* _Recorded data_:
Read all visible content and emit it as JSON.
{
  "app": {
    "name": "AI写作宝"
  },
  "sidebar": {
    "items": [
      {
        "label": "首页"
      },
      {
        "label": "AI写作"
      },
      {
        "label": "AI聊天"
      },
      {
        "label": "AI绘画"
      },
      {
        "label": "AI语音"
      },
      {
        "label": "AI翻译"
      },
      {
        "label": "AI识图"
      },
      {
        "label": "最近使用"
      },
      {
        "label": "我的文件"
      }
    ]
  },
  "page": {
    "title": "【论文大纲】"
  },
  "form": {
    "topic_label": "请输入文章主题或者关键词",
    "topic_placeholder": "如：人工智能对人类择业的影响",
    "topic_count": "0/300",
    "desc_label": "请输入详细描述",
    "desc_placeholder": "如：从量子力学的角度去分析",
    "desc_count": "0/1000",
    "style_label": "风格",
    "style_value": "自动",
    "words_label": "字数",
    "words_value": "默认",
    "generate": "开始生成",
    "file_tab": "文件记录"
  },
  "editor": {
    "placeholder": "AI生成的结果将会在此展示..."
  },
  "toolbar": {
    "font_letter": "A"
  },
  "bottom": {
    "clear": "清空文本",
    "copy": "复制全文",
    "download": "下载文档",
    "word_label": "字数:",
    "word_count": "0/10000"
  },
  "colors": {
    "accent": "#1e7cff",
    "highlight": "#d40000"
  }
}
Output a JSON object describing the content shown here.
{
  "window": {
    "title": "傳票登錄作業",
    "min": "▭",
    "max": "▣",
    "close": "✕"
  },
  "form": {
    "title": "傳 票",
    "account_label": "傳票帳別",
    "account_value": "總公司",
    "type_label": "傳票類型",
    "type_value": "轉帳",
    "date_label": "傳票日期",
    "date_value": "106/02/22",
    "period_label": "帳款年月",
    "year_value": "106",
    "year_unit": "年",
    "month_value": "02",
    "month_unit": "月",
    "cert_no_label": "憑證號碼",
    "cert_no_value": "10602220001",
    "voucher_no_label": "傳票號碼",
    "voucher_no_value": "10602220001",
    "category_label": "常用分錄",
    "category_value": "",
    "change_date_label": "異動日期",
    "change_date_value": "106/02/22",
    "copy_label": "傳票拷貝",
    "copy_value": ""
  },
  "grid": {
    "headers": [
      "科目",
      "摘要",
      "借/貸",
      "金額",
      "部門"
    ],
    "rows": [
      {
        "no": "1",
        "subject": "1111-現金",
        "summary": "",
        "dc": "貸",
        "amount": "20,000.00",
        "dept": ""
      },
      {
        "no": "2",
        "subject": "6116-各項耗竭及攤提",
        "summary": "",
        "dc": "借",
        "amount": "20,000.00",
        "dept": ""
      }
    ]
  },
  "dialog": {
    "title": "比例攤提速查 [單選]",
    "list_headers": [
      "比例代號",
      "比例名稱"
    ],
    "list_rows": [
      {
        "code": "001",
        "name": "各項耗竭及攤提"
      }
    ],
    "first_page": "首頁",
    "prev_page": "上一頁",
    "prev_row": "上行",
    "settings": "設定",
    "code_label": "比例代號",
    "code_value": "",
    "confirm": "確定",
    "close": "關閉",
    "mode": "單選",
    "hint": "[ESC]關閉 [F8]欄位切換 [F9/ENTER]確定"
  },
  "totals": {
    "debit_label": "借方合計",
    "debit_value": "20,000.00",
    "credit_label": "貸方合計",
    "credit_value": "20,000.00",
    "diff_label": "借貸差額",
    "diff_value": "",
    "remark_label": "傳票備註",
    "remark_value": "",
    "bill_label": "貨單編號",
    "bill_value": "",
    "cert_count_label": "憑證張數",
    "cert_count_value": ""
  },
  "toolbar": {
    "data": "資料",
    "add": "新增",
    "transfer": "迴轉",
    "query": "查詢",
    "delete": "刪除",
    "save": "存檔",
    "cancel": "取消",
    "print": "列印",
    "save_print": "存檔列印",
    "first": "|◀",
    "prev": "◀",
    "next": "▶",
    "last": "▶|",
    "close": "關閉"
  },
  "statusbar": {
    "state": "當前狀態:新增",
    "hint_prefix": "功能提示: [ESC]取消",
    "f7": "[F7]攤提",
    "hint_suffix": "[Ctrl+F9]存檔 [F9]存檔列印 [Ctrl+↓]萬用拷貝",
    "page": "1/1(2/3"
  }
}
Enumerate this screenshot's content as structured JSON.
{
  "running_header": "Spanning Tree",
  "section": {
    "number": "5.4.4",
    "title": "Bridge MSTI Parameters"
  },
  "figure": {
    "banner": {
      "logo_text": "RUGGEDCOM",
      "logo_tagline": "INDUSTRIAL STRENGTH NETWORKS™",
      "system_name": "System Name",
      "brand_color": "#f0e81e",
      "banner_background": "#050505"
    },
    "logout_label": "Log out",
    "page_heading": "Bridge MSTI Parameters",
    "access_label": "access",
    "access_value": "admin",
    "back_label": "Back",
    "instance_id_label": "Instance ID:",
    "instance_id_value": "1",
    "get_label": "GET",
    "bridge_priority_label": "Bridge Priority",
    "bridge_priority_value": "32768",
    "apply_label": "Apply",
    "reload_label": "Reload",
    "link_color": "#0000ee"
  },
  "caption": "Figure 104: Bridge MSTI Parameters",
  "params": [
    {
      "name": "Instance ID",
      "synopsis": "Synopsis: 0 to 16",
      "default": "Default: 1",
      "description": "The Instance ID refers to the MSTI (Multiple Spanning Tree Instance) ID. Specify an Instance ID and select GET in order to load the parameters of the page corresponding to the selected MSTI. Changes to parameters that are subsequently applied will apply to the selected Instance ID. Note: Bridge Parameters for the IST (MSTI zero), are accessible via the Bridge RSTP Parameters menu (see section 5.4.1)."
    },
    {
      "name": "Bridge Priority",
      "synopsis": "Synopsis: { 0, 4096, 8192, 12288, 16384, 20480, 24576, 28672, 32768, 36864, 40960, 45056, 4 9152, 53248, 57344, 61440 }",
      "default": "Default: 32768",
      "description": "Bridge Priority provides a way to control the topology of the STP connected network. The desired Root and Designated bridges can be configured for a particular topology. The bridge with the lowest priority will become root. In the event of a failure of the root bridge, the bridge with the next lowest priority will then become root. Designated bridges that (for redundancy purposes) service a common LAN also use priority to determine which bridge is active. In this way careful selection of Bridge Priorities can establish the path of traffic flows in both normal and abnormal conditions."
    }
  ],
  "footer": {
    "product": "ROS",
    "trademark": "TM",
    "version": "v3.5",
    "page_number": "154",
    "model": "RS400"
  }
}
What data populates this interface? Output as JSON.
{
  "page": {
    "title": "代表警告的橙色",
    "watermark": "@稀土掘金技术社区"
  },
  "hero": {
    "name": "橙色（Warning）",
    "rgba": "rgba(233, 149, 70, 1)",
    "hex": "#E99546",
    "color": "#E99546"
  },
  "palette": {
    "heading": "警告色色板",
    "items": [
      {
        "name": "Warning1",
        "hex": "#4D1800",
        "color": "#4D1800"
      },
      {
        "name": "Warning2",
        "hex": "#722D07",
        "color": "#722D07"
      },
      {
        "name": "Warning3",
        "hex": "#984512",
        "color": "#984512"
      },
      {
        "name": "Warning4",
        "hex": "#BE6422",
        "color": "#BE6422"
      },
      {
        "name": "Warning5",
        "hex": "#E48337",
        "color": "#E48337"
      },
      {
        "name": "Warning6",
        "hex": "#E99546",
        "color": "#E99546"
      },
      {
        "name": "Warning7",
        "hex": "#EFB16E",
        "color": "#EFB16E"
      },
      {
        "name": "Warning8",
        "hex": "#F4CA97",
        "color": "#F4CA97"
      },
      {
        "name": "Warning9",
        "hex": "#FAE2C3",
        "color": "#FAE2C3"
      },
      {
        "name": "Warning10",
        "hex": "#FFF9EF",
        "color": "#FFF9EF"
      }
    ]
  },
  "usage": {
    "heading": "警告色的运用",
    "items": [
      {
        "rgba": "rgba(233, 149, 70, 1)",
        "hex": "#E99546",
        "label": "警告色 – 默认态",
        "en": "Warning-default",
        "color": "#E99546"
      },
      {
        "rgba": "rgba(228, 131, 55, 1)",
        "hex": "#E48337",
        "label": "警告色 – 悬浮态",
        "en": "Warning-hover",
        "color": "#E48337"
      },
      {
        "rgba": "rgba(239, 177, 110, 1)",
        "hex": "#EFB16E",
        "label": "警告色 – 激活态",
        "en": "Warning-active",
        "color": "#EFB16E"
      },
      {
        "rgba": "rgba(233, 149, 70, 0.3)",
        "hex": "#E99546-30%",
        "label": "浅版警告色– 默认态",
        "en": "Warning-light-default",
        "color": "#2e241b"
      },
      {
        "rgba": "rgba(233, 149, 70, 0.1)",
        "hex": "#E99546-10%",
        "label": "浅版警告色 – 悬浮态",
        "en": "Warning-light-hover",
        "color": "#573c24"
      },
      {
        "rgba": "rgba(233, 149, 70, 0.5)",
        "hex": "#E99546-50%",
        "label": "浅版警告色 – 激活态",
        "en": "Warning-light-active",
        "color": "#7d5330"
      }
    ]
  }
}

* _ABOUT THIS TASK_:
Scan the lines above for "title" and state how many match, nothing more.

* _RESPONSE AREA_:
6